Apparently, the Olympus E-M10 will be announced, along with a new, more compact kit zoom, and a 25mm f/1.8 lens, on the 28th/29th, depending on your location.
It appears to be a cut-rate E-M5 in a smaller body lacking weather-sealing, and will not replace the E-M5.
Since the E-M1 upset so many because it was supposedly huge (What do you do when you want to replace a dSLR (in this case, the E-5)? You make a larger small body, right?), Olympus is also going the other way making a more tiny body. I'm not sure whose male hands are so small but apparently there are many out there who already have micro Four-Thirds equipment.
Is the E-M10 a stab at the Panasonic DMC-GM1? I don't think so. I doubt this will be small enough to fit into a pocket, any more so than the E-PM2. It's more likely to be a stab at the GX7 or the G6, and at least, Panasonic acknowledges the PAL side of video.
What's curious is that it will likely undercut the E-P5's price a bit while providing an Electronic Viewfinder. So, the fastest shutter speed is really the only thing other than style that the E-P5 has.
Will this change Olympus' market penetration? I hope so, but I'm not holding my breath. This certainly isn't something I would buy but I can see the performance being competitive against low end dSLRs.
Cheryl Tiegs, then a supermodel, introduced the OM-10 in advertising at the time. I'm not sure a supermodel can help. Kim Tae-Hee, a Korean supermodel has already been involved with micro Four-Thirds but I have my doubts that it would help, even though Samsung isn't making anything truly compelling in mirror-less camera bodies.

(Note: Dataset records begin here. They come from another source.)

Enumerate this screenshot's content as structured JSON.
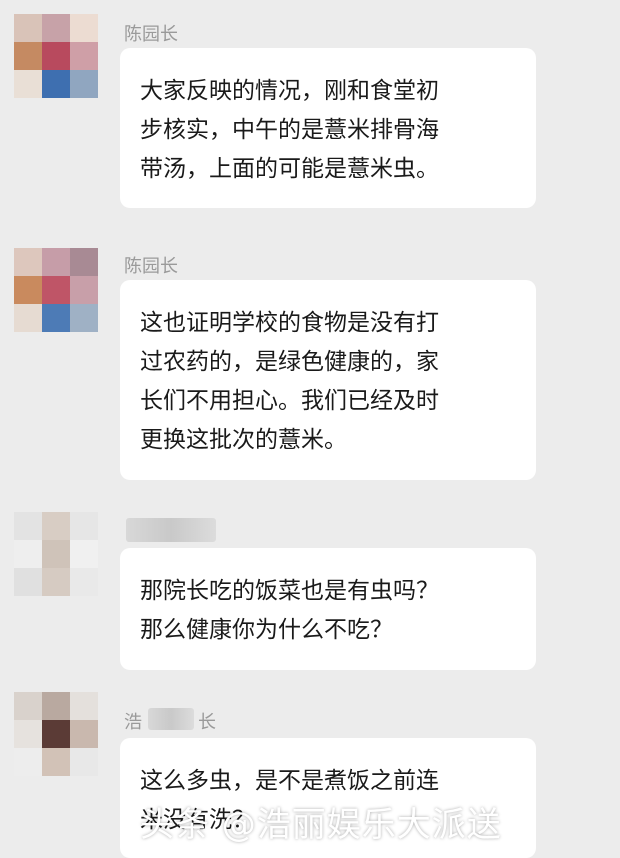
{
  "messages": [
    {
      "sender": "陈园长",
      "lines": [
        "大家反映的情况，刚和食堂初",
        "步核实，中午的是薏米排骨海",
        "带汤，上面的可能是薏米虫。"
      ]
    },
    {
      "sender": "陈园长",
      "lines": [
        "这也证明学校的食物是没有打",
        "过农药的，是绿色健康的，家",
        "长们不用担心。我们已经及时",
        "更换这批次的薏米。"
      ]
    },
    {
      "sender": "",
      "lines": [
        "那院长吃的饭菜也是有虫吗？",
        "那么健康你为什么不吃？"
      ]
    },
    {
      "sender": "浩",
      "sender_suffix": "长",
      "lines": [
        "这么多虫，是不是煮饭之前连",
        "米没有洗？"
      ]
    }
  ],
  "watermark": "头条 @浩丽娱乐大派送"
}
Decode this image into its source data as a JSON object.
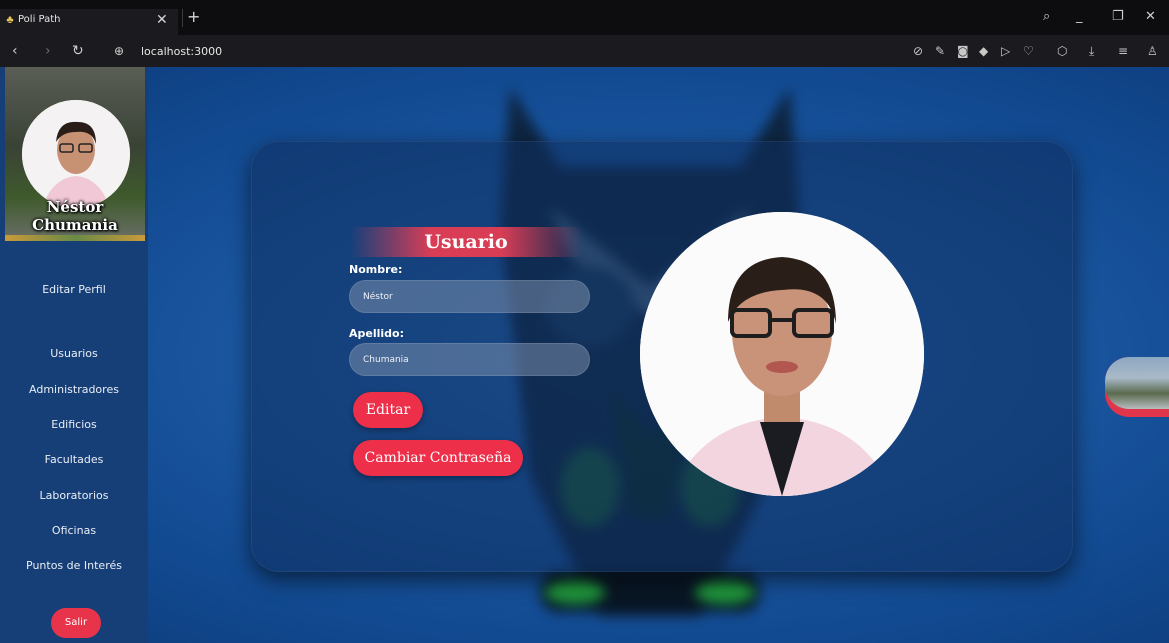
{
  "browser": {
    "tab_title": "Poli Path",
    "tab_close": "✕",
    "new_tab": "+",
    "url": "localhost:3000",
    "icons": [
      "zoom-icon",
      "edit-icon",
      "screenshot-icon",
      "shield-icon",
      "send-icon",
      "heart-icon",
      "cube-icon",
      "download-icon",
      "menu-icon",
      "profile-icon"
    ]
  },
  "sidebar": {
    "profile_name": "Néstor Chumania",
    "items": [
      {
        "label": "Editar Perfil"
      },
      {
        "label": "Usuarios"
      },
      {
        "label": "Administradores"
      },
      {
        "label": "Edificios"
      },
      {
        "label": "Facultades"
      },
      {
        "label": "Laboratorios"
      },
      {
        "label": "Oficinas"
      },
      {
        "label": "Puntos de Interés"
      }
    ],
    "logout_label": "Salir"
  },
  "card": {
    "title": "Usuario",
    "nombre_label": "Nombre:",
    "nombre_value": "Néstor",
    "apellido_label": "Apellido:",
    "apellido_value": "Chumania",
    "edit_button": "Editar",
    "change_password_button": "Cambiar Contraseña"
  },
  "colors": {
    "accent": "#ed2f4a",
    "sidebar": "#173f77",
    "background": "#1d5aa4"
  }
}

Update 2014.01.29: So, it's not actually the greatest camera body of all time. Surprised? Of course not. It is a bargain, though.
Olympus has brought some technology down a price point or two. Namely the best processing engine Olympus has, and a better rear display. It also has 3-axis image stabilization, which is one axis better than the E-PM2 and E-PL5/E-PL6. The 81 focus points sounds a bit better than 35. Hopefully, they're arranged nicely across the frame.
The huge question is: Will people buy it?
During the holiday season, I saw various low end dSLRs offered for US$399.99. It didn't matter that they were three years old. Many of the people who would buy them just want a "professional" camera, and nothing says professional more than a cheap dSLR, correct? Why spend US$6000 when your (photographic) friends can't tell the difference?
The trouble with this mindset is that until dSLRs are completely gone, mirror-less system cameras may never have a full shot at the market. Of course, the high entry price says loads about it, and Olympus and Panasonic have made it clear that they want to make a lot of money from it, rather than trying to sell billions with very little profit, as is done with the cheap dSLRs.
Update 2014.02.10: I've seen some work done with it, and I'm impressed. It's apparently better than the E-M5 in many ways, despite the budget-ish price. For those who don't photograph in the rain, it shouldn't be a problem. For those who want to photograph in the dark, they might want to try it first. The TruePIC VII processor seems to find better image quality from the sensor also used in the E-M5.
I'm wondering what will happen to both the E-M5 and the E-PL5/E-PL6 now. With a price just above the E-PL5/E-PL6, is the E-M10 just another option or does it confuse people? You can use one of the electronic viewfinders with the E-PL5/E-PL6 but would you rather have everything in one box, so you don't forget the viewfinder? The E-M10 is also cheaper than the E-PL5/E-PL6 with VF-4, though the E-M10's viewfinder isn't nearly as sophisticated.
Update 2014.04.03: Apparently, quite a few people are impressed with the E-M10 body. They like that it's smaller than the E-M5 and less expensive, since it's not weather-sealed. I can appreciate the step forward, but I wonder where that leaves the E-M5. I see a lot of comments about price, and many of the same people commenting seem to have the least expensive lenses that they can find, which aren't weather-sealed, so for many, it's likely not a problem. I'm thinking that the current count of weather-sealed lenses is up to 5, which isn't much considering that the majority of Olympus' Four-Thirds lens catalog was weather-sealed.